Currently the National Director for the Gifted Education Centre, she is a Life member of both the New Zealand Association for Gifted Children and their Auckland Branch. She is a Board member of the Gifted Education Centre.

She has presented at national conferences on numerous occasions over the last twenty-five years, has presented at conferences overseas and has presented and organised subject-specific workshops for teachers, parents and students.

Sue developed the Small Poppies experiential preschool group in 1996 and trains and mentors teachers towards effective programmes for children in the early year. She is still working with young gifted children.

She believes in holistic, inclusive education for gifted children; the provision of authentic classroom experiences presenting challenge; and modeling from skilled, passionate teachers.

She brings a great deal of experience, enthusiasm and passion to the field of gifted education – especially, but not exclusively, within the NZ early years environment.

Speaking Topics:

  • Catering for young gifted children (in their regular settings) through easy to organize, hands-on, practical extension and enrichment activities
  • The characteristics of young gifted children and how to identify these children in your classrooms. or preschool settings
  • Understanding and responding to the emotional sensitivities of the very young who are also gifted
  • So I have a child in my class/session who has been identified as gifted. Help please!
  • Isn’t every child gifted?
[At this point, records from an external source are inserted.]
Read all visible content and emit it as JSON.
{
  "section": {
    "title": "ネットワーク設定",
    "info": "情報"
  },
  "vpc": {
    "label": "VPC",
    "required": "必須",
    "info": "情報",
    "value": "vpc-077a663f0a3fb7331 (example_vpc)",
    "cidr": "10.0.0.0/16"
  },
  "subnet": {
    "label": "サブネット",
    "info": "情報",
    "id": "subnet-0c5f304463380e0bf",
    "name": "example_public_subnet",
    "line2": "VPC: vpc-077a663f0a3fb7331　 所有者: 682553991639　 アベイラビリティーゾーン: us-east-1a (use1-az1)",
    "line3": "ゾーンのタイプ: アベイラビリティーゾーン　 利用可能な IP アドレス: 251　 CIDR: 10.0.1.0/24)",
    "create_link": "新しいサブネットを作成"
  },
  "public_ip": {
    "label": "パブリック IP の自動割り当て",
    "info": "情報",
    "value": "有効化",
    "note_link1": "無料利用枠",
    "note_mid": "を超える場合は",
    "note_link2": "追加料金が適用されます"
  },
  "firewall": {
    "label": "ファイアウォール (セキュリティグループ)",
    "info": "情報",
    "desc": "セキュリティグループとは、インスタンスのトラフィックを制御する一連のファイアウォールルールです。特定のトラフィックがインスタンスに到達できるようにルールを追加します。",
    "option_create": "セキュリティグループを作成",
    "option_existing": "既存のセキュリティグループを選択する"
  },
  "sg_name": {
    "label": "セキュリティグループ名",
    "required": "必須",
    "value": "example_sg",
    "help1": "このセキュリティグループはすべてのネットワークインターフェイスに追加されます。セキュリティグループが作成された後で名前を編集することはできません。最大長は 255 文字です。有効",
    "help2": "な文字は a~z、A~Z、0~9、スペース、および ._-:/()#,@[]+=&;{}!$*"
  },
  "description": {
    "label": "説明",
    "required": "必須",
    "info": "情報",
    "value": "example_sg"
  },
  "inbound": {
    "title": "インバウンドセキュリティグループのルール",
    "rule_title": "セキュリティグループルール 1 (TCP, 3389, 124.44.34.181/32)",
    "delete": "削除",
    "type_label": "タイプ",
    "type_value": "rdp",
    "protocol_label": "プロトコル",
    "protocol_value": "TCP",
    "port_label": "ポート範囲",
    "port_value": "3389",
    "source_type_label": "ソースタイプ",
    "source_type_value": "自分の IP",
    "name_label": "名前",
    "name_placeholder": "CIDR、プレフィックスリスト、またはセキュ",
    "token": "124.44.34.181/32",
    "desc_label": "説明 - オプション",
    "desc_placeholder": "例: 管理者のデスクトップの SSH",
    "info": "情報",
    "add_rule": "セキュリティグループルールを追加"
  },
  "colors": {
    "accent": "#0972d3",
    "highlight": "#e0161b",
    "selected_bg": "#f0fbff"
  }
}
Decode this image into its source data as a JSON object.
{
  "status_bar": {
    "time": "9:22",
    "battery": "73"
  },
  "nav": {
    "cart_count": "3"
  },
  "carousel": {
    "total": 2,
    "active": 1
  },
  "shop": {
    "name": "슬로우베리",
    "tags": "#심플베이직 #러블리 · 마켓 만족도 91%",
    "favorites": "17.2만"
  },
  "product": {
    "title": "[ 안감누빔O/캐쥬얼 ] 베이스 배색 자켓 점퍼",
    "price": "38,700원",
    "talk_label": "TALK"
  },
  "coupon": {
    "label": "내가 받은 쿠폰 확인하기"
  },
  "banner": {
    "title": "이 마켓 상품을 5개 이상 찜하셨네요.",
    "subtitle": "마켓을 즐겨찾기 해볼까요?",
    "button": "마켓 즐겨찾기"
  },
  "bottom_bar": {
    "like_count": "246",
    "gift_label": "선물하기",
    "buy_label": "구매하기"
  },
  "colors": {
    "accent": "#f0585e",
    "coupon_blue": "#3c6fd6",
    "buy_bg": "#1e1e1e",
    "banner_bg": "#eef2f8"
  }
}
Tracy Riley
Tracy RileyAssoc Prof Tracy Riley is the Dean Research at Massey University in Palmerston North. Tracy has a long career in gifted education, as a tertiary teacher and researcher, and this career has been fuelled by her passion and advocacy for gifted and talented children. Tracy was the 2017 recipient of the Te Manu Kotuku award and is a Life Member to giftEDnz, in recognition of her contributions to the field. Tracy is a Director on the Boards of the New Zealand Centre for Gifted Education and SENG (Supporting Emotional Needs of the Gifted), and in 2017 was elected to the Council of the World Council for Gifted and Talented Children.

Favoured areas for speaking topics:
Tracy is interested in many aspects of gifted education, especially in relation to differentiation across a range of provisions (from regular classrooms to schoolwide approaches and community-based programmes). Tracy’s most recent research has investigated the experiences of gifted students in these learning opportunities, by focusing on perceptions of like-minded peers. She is also keen to explore social and emotional development in gifted students of all ages. Finally, in her new role, Tracy is keen to explore how teachers can provide opportunities that help students in the transition into adulthood, especially in relation to tertiary study.